- _Description of the task_
Please write back every entry exactly, character for character.

- _Data listing_
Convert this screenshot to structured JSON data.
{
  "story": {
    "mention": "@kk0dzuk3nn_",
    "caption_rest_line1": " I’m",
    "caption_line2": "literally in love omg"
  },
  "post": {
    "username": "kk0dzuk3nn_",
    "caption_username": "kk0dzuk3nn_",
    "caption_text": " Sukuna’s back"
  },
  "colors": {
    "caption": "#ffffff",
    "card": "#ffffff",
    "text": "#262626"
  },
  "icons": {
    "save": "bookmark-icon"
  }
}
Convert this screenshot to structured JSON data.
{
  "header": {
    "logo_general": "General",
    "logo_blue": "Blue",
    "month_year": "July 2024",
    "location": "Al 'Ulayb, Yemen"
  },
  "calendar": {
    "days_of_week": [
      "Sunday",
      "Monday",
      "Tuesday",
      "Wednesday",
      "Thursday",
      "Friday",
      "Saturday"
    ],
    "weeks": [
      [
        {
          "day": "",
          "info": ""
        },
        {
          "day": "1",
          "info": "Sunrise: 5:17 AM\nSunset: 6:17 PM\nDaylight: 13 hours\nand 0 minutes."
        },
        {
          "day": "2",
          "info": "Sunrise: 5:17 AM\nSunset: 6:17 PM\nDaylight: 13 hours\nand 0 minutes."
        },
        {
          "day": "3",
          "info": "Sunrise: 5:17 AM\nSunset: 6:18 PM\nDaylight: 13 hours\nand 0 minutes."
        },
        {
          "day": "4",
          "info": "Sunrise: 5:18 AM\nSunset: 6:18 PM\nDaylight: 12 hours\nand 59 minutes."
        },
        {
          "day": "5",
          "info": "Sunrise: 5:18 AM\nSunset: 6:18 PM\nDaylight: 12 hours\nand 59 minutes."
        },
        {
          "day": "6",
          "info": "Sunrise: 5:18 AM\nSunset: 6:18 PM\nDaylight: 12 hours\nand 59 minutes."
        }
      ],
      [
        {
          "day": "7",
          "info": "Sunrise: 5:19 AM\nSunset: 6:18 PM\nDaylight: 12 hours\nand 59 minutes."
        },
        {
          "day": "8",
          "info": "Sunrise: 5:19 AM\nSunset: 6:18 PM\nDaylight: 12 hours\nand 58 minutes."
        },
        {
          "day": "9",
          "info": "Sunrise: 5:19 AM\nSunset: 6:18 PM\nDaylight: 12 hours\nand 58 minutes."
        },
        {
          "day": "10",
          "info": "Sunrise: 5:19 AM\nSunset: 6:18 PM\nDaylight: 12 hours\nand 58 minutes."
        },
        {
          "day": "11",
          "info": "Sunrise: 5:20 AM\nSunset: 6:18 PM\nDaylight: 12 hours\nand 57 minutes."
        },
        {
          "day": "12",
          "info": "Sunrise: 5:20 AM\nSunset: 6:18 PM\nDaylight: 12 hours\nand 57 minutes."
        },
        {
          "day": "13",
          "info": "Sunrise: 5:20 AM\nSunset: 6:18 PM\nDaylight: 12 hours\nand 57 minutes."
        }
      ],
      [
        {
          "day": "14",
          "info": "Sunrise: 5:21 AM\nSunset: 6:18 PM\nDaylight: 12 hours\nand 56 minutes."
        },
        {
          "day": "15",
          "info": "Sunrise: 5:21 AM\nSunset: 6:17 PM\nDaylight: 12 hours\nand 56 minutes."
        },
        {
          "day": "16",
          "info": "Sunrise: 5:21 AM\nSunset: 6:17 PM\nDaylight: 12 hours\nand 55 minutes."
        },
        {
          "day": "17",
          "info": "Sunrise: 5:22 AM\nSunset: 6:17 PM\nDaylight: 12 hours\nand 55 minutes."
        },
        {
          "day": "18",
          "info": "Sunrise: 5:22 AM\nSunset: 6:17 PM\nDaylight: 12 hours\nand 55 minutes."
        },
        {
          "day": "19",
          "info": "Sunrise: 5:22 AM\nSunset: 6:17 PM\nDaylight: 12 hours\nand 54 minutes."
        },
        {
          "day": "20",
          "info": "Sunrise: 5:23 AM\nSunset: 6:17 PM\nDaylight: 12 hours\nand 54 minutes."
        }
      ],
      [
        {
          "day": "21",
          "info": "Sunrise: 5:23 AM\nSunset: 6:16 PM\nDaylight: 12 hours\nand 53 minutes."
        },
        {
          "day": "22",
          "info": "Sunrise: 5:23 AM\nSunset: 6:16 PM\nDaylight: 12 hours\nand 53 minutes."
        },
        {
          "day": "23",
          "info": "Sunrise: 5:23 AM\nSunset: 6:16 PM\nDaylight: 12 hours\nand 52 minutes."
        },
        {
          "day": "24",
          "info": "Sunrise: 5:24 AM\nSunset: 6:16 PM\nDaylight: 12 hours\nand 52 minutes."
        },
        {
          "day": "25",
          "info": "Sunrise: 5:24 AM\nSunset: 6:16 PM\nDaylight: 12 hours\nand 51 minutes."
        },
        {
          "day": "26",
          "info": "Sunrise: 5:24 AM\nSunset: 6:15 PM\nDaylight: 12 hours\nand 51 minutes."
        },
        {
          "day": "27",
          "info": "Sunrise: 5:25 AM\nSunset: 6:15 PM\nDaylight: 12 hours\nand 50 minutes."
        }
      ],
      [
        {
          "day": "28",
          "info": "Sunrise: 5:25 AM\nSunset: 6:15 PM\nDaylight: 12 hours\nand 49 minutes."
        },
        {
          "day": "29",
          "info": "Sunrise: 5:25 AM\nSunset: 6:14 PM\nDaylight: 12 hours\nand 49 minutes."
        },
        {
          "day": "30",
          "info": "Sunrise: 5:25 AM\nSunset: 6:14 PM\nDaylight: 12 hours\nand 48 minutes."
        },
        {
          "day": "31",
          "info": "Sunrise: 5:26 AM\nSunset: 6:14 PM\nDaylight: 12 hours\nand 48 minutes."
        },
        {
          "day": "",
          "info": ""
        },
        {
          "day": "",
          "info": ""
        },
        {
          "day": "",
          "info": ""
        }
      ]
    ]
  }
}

- _Response to the exercise_
Convert this screenshot to structured JSON data.
{
  "story": {
    "mention": "@kk0dzuk3nn_",
    "caption_rest_line1": " I’m",
    "caption_line2": "literally in love omg"
  },
  "post": {
    "username": "kk0dzuk3nn_",
    "caption_username": "kk0dzuk3nn_",
    "caption_text": " Sukuna’s back"
  },
  "colors": {
    "caption": "#ffffff",
    "card": "#ffffff",
    "text": "#262626"
  },
  "icons": {
    "save": "bookmark-icon"
  }
}
Convert this screenshot to structured JSON data.
{
  "header": {
    "logo_general": "General",
    "logo_blue": "Blue",
    "month_year": "July 2024",
    "location": "Al 'Ulayb, Yemen"
  },
  "calendar": {
    "days_of_week": [
      "Sunday",
      "Monday",
      "Tuesday",
      "Wednesday",
      "Thursday",
      "Friday",
      "Saturday"
    ],
    "weeks": [
      [
        {
          "day": "",
          "info": ""
        },
        {
          "day": "1",
          "info": "Sunrise: 5:17 AM\nSunset: 6:17 PM\nDaylight: 13 hours\nand 0 minutes."
        },
        {
          "day": "2",
          "info": "Sunrise: 5:17 AM\nSunset: 6:17 PM\nDaylight: 13 hours\nand 0 minutes."
        },
        {
          "day": "3",
          "info": "Sunrise: 5:17 AM\nSunset: 6:18 PM\nDaylight: 13 hours\nand 0 minutes."
        },
        {
          "day": "4",
          "info": "Sunrise: 5:18 AM\nSunset: 6:18 PM\nDaylight: 12 hours\nand 59 minutes."
        },
        {
          "day": "5",
          "info": "Sunrise: 5:18 AM\nSunset: 6:18 PM\nDaylight: 12 hours\nand 59 minutes."
        },
        {
          "day": "6",
          "info": "Sunrise: 5:18 AM\nSunset: 6:18 PM\nDaylight: 12 hours\nand 59 minutes."
        }
      ],
      [
        {
          "day": "7",
          "info": "Sunrise: 5:19 AM\nSunset: 6:18 PM\nDaylight: 12 hours\nand 59 minutes."
        },
        {
          "day": "8",
          "info": "Sunrise: 5:19 AM\nSunset: 6:18 PM\nDaylight: 12 hours\nand 58 minutes."
        },
        {
          "day": "9",
          "info": "Sunrise: 5:19 AM\nSunset: 6:18 PM\nDaylight: 12 hours\nand 58 minutes."
        },
        {
          "day": "10",
          "info": "Sunrise: 5:19 AM\nSunset: 6:18 PM\nDaylight: 12 hours\nand 58 minutes."
        },
        {
          "day": "11",
          "info": "Sunrise: 5:20 AM\nSunset: 6:18 PM\nDaylight: 12 hours\nand 57 minutes."
        },
        {
          "day": "12",
          "info": "Sunrise: 5:20 AM\nSunset: 6:18 PM\nDaylight: 12 hours\nand 57 minutes."
        },
        {
          "day": "13",
          "info": "Sunrise: 5:20 AM\nSunset: 6:18 PM\nDaylight: 12 hours\nand 57 minutes."
        }
      ],
      [
        {
          "day": "14",
          "info": "Sunrise: 5:21 AM\nSunset: 6:18 PM\nDaylight: 12 hours\nand 56 minutes."
        },
        {
          "day": "15",
          "info": "Sunrise: 5:21 AM\nSunset: 6:17 PM\nDaylight: 12 hours\nand 56 minutes."
        },
        {
          "day": "16",
          "info": "Sunrise: 5:21 AM\nSunset: 6:17 PM\nDaylight: 12 hours\nand 55 minutes."
        },
        {
          "day": "17",
          "info": "Sunrise: 5:22 AM\nSunset: 6:17 PM\nDaylight: 12 hours\nand 55 minutes."
        },
        {
          "day": "18",
          "info": "Sunrise: 5:22 AM\nSunset: 6:17 PM\nDaylight: 12 hours\nand 55 minutes."
        },
        {
          "day": "19",
          "info": "Sunrise: 5:22 AM\nSunset: 6:17 PM\nDaylight: 12 hours\nand 54 minutes."
        },
        {
          "day": "20",
          "info": "Sunrise: 5:23 AM\nSunset: 6:17 PM\nDaylight: 12 hours\nand 54 minutes."
        }
      ],
      [
        {
          "day": "21",
          "info": "Sunrise: 5:23 AM\nSunset: 6:16 PM\nDaylight: 12 hours\nand 53 minutes."
        },
        {
          "day": "22",
          "info": "Sunrise: 5:23 AM\nSunset: 6:16 PM\nDaylight: 12 hours\nand 53 minutes."
        },
        {
          "day": "23",
          "info": "Sunrise: 5:23 AM\nSunset: 6:16 PM\nDaylight: 12 hours\nand 52 minutes."
        },
        {
          "day": "24",
          "info": "Sunrise: 5:24 AM\nSunset: 6:16 PM\nDaylight: 12 hours\nand 52 minutes."
        },
        {
          "day": "25",
          "info": "Sunrise: 5:24 AM\nSunset: 6:16 PM\nDaylight: 12 hours\nand 51 minutes."
        },
        {
          "day": "26",
          "info": "Sunrise: 5:24 AM\nSunset: 6:15 PM\nDaylight: 12 hours\nand 51 minutes."
        },
        {
          "day": "27",
          "info": "Sunrise: 5:25 AM\nSunset: 6:15 PM\nDaylight: 12 hours\nand 50 minutes."
        }
      ],
      [
        {
          "day": "28",
          "info": "Sunrise: 5:25 AM\nSunset: 6:15 PM\nDaylight: 12 hours\nand 49 minutes."
        },
        {
          "day": "29",
          "info": "Sunrise: 5:25 AM\nSunset: 6:14 PM\nDaylight: 12 hours\nand 49 minutes."
        },
        {
          "day": "30",
          "info": "Sunrise: 5:25 AM\nSunset: 6:14 PM\nDaylight: 12 hours\nand 48 minutes."
        },
        {
          "day": "31",
          "info": "Sunrise: 5:26 AM\nSunset: 6:14 PM\nDaylight: 12 hours\nand 48 minutes."
        },
        {
          "day": "",
          "info": ""
        },
        {
          "day": "",
          "info": ""
        },
        {
          "day": "",
          "info": ""
        }
      ]
    ]
  }
}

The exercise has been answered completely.